On the other hand, part of the value of having a positive career is its ability to propel your financial wellbeing forward as well! Yet the research is also clear that while career wellbeing promotes financial health, it’s not about how much money you make!
As Monte Carlo analysis becomes increasingly popular in retirement plans, financial planners are talking more and more about the probabilities of a client’s success or failure. Yet in the end, most planners evaluate client goals, look at the probability of success (defined usually as not running out of money), and the client makes a decision about whether they like the result or not. Oddly enough, planners rarely take the next logical step: ask the client what probabilities they would like to see, and use that risk/success metric to determine what the other answers – such as retirement spending or the retirement year – could be.
Most young planners have heard the stories about how difficult it was in the past to start a financial planning firm. The business was all about products, and sales. It was an “eat what you kill” world – and if you couldn’t hunt effectively for business, you didn’t survive long. Yet the reality is that as the financial planning world changes and evolves, it is actually getting even harder to start a firm now than it was in the past. Because while it may have been difficult to sell products as a 20-something-year-old “kid” in order to survive a decade or two ago, that’s nothing compared to the challenge of trying to be a 20-something-year-old comprehensive financial planning expert who can build a deep advisory relationship with a stranger!

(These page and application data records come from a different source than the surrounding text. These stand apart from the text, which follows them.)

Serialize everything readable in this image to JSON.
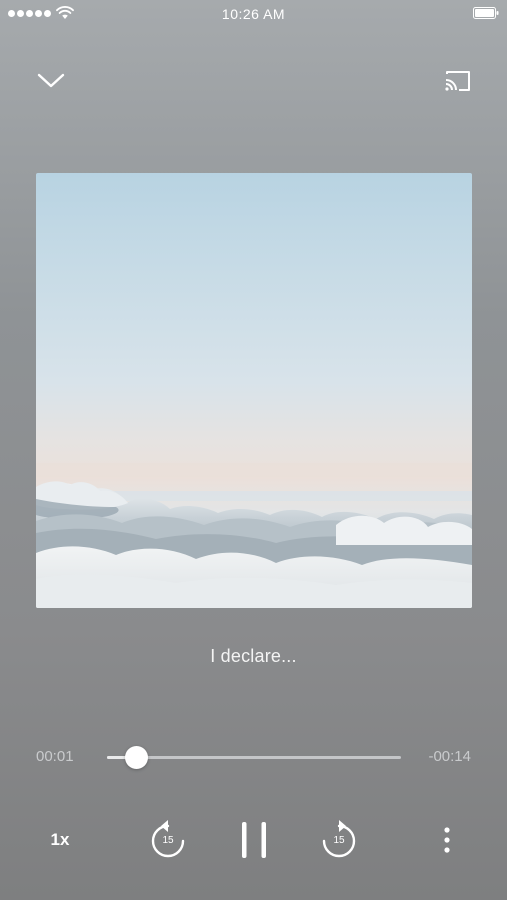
{
  "status_bar": {
    "time": "10:26 AM",
    "signal_bars": 5,
    "icons": [
      "signal-dots",
      "wifi-icon",
      "battery-icon"
    ]
  },
  "header": {
    "collapse_icon": "chevron-down-icon",
    "cast_icon": "cast-icon"
  },
  "track": {
    "title": "I declare...",
    "artwork": "sky-above-clouds"
  },
  "progress": {
    "elapsed": "00:01",
    "remaining": "-00:14",
    "fraction": 0.1
  },
  "controls": {
    "speed_label": "1x",
    "skip_back_seconds": "15",
    "skip_forward_seconds": "15",
    "play_state": "playing",
    "icons": [
      "rewind-15-icon",
      "pause-icon",
      "forward-15-icon",
      "more-vertical-icon"
    ]
  },
  "colors": {
    "background_top": "#a6aaad",
    "background_bottom": "#7e7f80",
    "foreground": "#ffffff",
    "muted_text": "#c9cbcd"
  }
}
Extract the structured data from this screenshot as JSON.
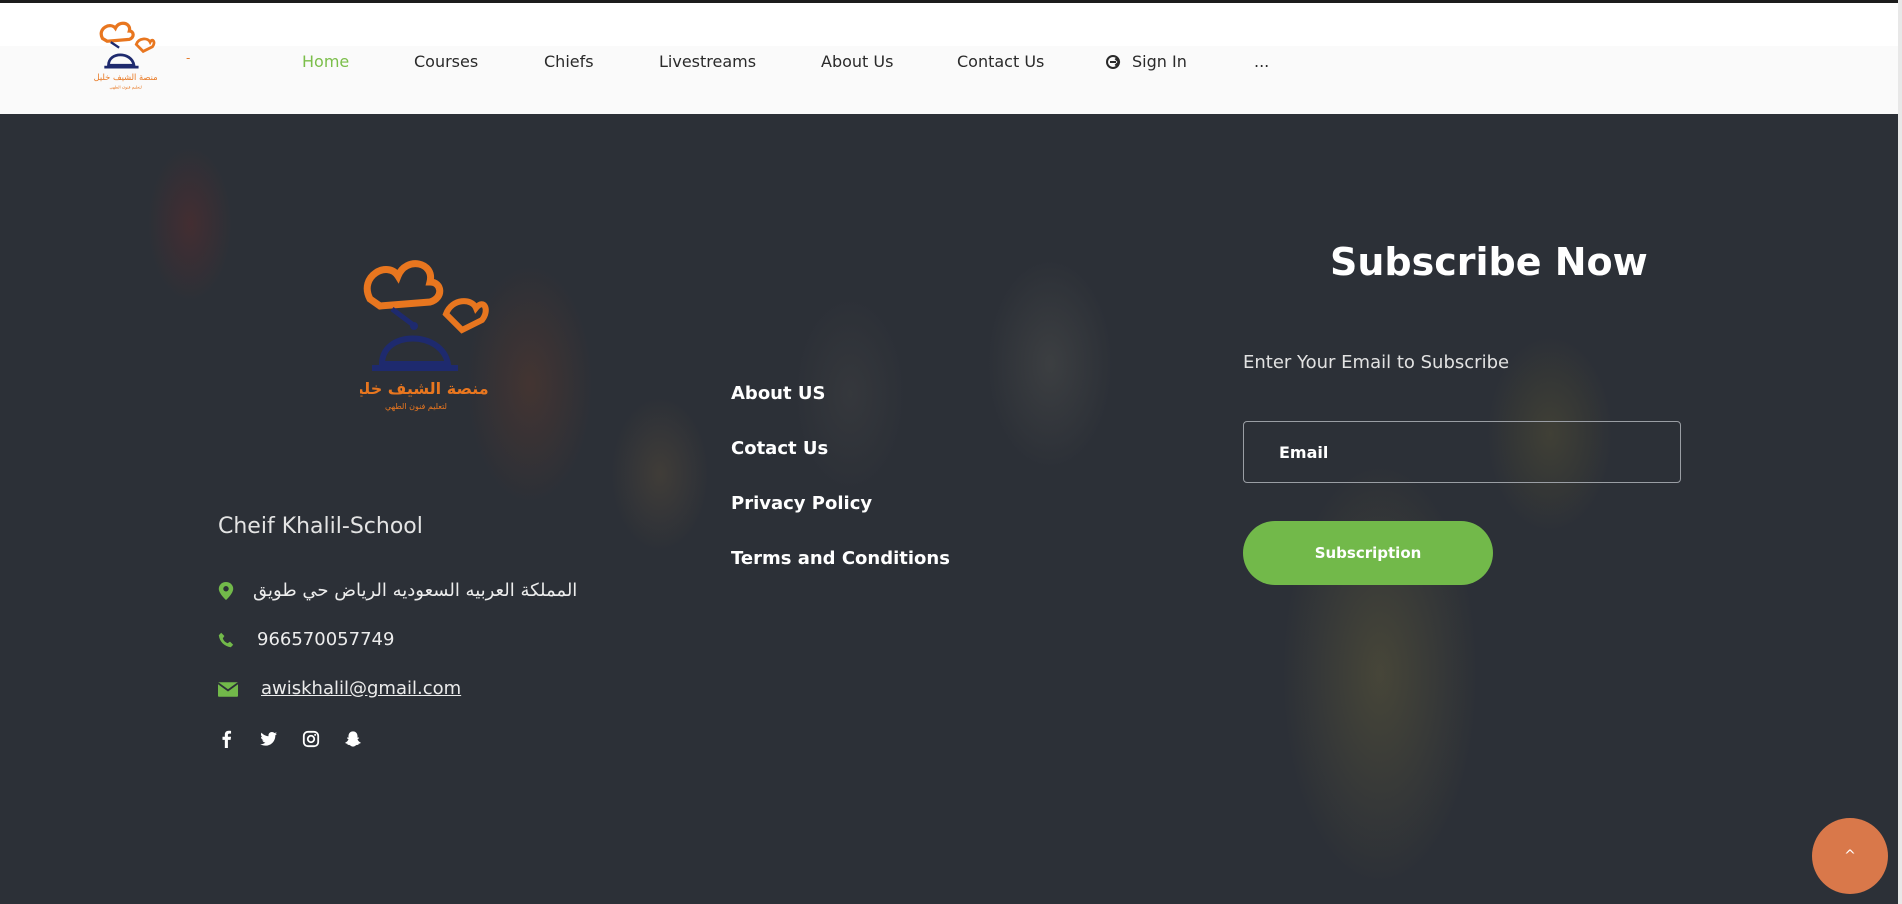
{
  "header": {
    "dash": "-",
    "nav": [
      {
        "label": "Home",
        "active": true
      },
      {
        "label": "Courses"
      },
      {
        "label": "Chiefs"
      },
      {
        "label": "Livestreams"
      },
      {
        "label": "About Us"
      },
      {
        "label": "Contact Us"
      },
      {
        "label": "Sign In"
      },
      {
        "label": "..."
      }
    ]
  },
  "footer": {
    "logo_text_ar": "منصة الشيف خليل",
    "logo_subtext_ar": "لتعليم فنون الطهي",
    "school_name": "Cheif Khalil-School",
    "address": "المملكة العربيه السعوديه الرياض حي طويق",
    "phone": "966570057749",
    "email": "awiskhalil@gmail.com",
    "social_icons": [
      "facebook-icon",
      "twitter-icon",
      "instagram-icon",
      "snapchat-icon"
    ],
    "links": [
      "About US",
      "Cotact Us",
      "Privacy Policy",
      "Terms and Conditions"
    ],
    "subscribe": {
      "title": "Subscribe Now",
      "label": "Enter Your Email to Subscribe",
      "placeholder": "Email",
      "button": "Subscription"
    },
    "scroll_top_glyph": "^"
  },
  "colors": {
    "accent_green": "#72b94a",
    "active_nav": "#7bbe4a",
    "logo_orange": "#e8761f",
    "logo_navy": "#1e2a6e",
    "scroll_top": "#d9784a",
    "footer_bg": "#2c3037"
  }
}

The personal finance space has no shortage of tips to managing your spending, from bag lunches in lieu of eating out at work to home-brewed coffee instead of the morning Starbucks routine. Yet the reality seems to be that in so many situations, we dig ourselves a tremendous spending hole because of our big purchases, and then worry tremendously about the small stuff trying to make up the difference. If you really want to change your financial reality for the better, though, it’s the big stuff you really need to focus on – where you live, and what you drive.